:: Task item ::
Search the data for the word "breakpoint" and copy every line that contains it.

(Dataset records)
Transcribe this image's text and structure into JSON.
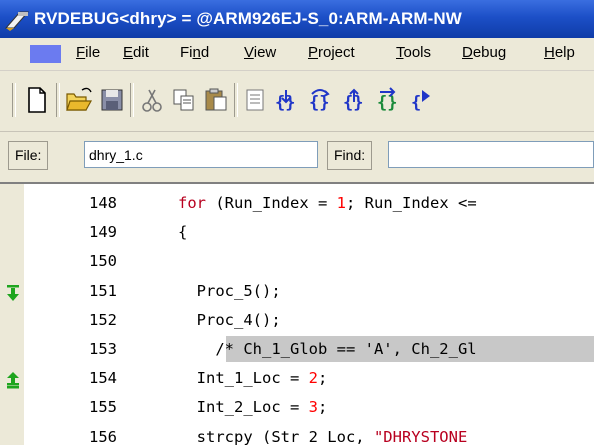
{
  "window": {
    "title": "RVDEBUG<dhry> = @ARM926EJ-S_0:ARM-ARM-NW"
  },
  "menu": {
    "items": [
      {
        "label": "File",
        "ul": "F",
        "rest": "ile"
      },
      {
        "label": "Edit",
        "ul": "E",
        "rest": "dit"
      },
      {
        "label": "Find",
        "pre": "Fi",
        "ul": "n",
        "rest": "d"
      },
      {
        "label": "View",
        "ul": "V",
        "rest": "iew"
      },
      {
        "label": "Project",
        "ul": "P",
        "rest": "roject"
      },
      {
        "label": "Tools",
        "ul": "T",
        "rest": "ools"
      },
      {
        "label": "Debug",
        "ul": "D",
        "rest": "ebug"
      },
      {
        "label": "Help",
        "ul": "H",
        "rest": "elp"
      }
    ]
  },
  "toolbar": {
    "icons": [
      "new-file-icon",
      "open-folder-icon",
      "save-icon",
      "cut-icon",
      "copy-icon",
      "paste-icon",
      "breakpoint-list-icon",
      "step-into-icon",
      "step-over-icon",
      "step-out-icon",
      "step-return-icon",
      "run-icon"
    ]
  },
  "findbar": {
    "file_label": "File:",
    "file_value": "dhry_1.c",
    "find_label": "Find:",
    "find_value": ""
  },
  "colors": {
    "keyword": "#b8001f",
    "number": "#ff0000",
    "breakpoint": "#1ea51e",
    "highlight": "#c8c8c8"
  },
  "code": {
    "lines": [
      {
        "num": "148",
        "parts": [
          {
            "t": "for",
            "c": "kw"
          },
          {
            "t": " (Run_Index = ",
            "c": ""
          },
          {
            "t": "1",
            "c": "num"
          },
          {
            "t": "; Run_Index <=",
            "c": ""
          }
        ]
      },
      {
        "num": "149",
        "parts": [
          {
            "t": "{",
            "c": ""
          }
        ]
      },
      {
        "num": "150",
        "parts": []
      },
      {
        "num": "151",
        "parts": [
          {
            "t": "  Proc_5();",
            "c": ""
          }
        ],
        "marker": "step-arrow-icon"
      },
      {
        "num": "152",
        "parts": [
          {
            "t": "  Proc_4();",
            "c": ""
          }
        ]
      },
      {
        "num": "153",
        "parts": [
          {
            "t": "    /* Ch_1_Glob == 'A', Ch_2_Gl",
            "c": ""
          }
        ],
        "highlight": true
      },
      {
        "num": "154",
        "parts": [
          {
            "t": "  Int_1_Loc = ",
            "c": ""
          },
          {
            "t": "2",
            "c": "num"
          },
          {
            "t": ";",
            "c": ""
          }
        ],
        "marker": "breakpoint-arrow-icon"
      },
      {
        "num": "155",
        "parts": [
          {
            "t": "  Int_2_Loc = ",
            "c": ""
          },
          {
            "t": "3",
            "c": "num"
          },
          {
            "t": ";",
            "c": ""
          }
        ]
      },
      {
        "num": "156",
        "parts": [
          {
            "t": "  strcpy (Str_2_Loc, ",
            "c": ""
          },
          {
            "t": "\"DHRYSTONE",
            "c": "str"
          }
        ]
      }
    ]
  }
}
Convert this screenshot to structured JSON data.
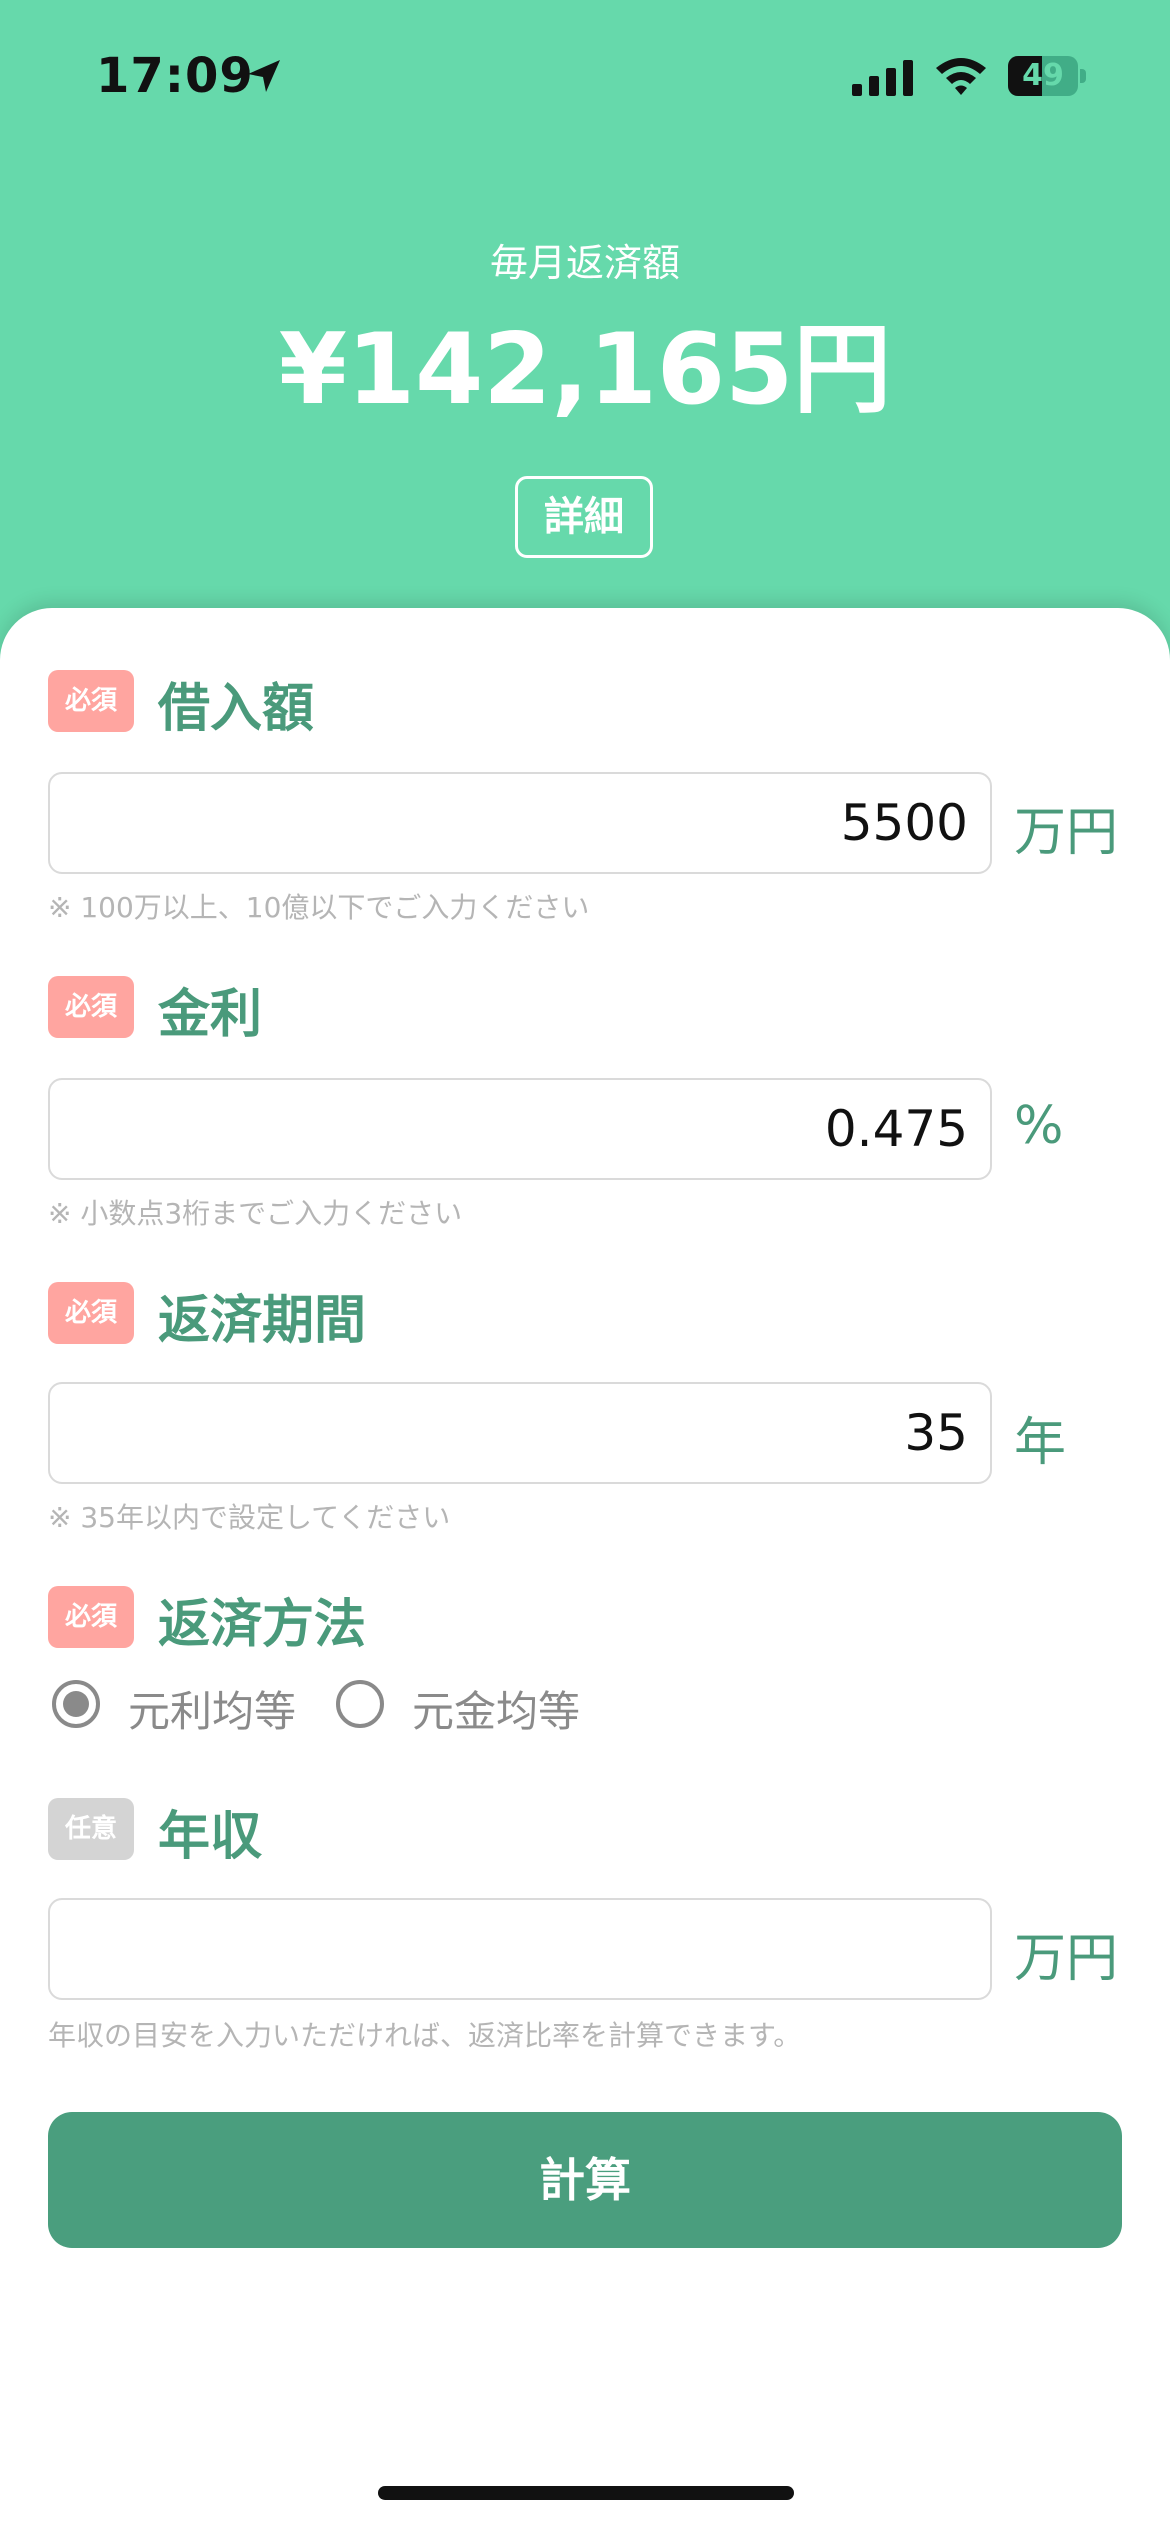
{
  "status_bar": {
    "time": "17:09",
    "battery": "49",
    "battery_level": 0.49
  },
  "hero": {
    "label": "毎月返済額",
    "amount": "¥142,165円",
    "detail_button": "詳細"
  },
  "form": {
    "loan": {
      "badge": "必須",
      "label": "借入額",
      "value": "5500",
      "unit": "万円",
      "hint": "※ 100万以上、10億以下でご入力ください"
    },
    "rate": {
      "badge": "必須",
      "label": "金利",
      "value": "0.475",
      "unit": "%",
      "hint": "※ 小数点3桁までご入力ください"
    },
    "term": {
      "badge": "必須",
      "label": "返済期間",
      "value": "35",
      "unit": "年",
      "hint": "※ 35年以内で設定してください"
    },
    "method": {
      "badge": "必須",
      "label": "返済方法",
      "options": [
        "元利均等",
        "元金均等"
      ],
      "selected": "元利均等"
    },
    "income": {
      "badge": "任意",
      "label": "年収",
      "value": "",
      "unit": "万円",
      "hint": "年収の目安を入力いただければ、返済比率を計算できます。"
    }
  },
  "calculate_button": "計算",
  "colors": {
    "header": "#66d9ab",
    "accent": "#4a9a7b",
    "required_badge": "#ffa5a0",
    "optional_badge": "#d4d4d4",
    "button": "#4a9e7e"
  }
}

:: Response ::
      "breakpoint-list-icon",
    "breakpoint": "#1ea51e",
        "marker": "breakpoint-arrow-icon"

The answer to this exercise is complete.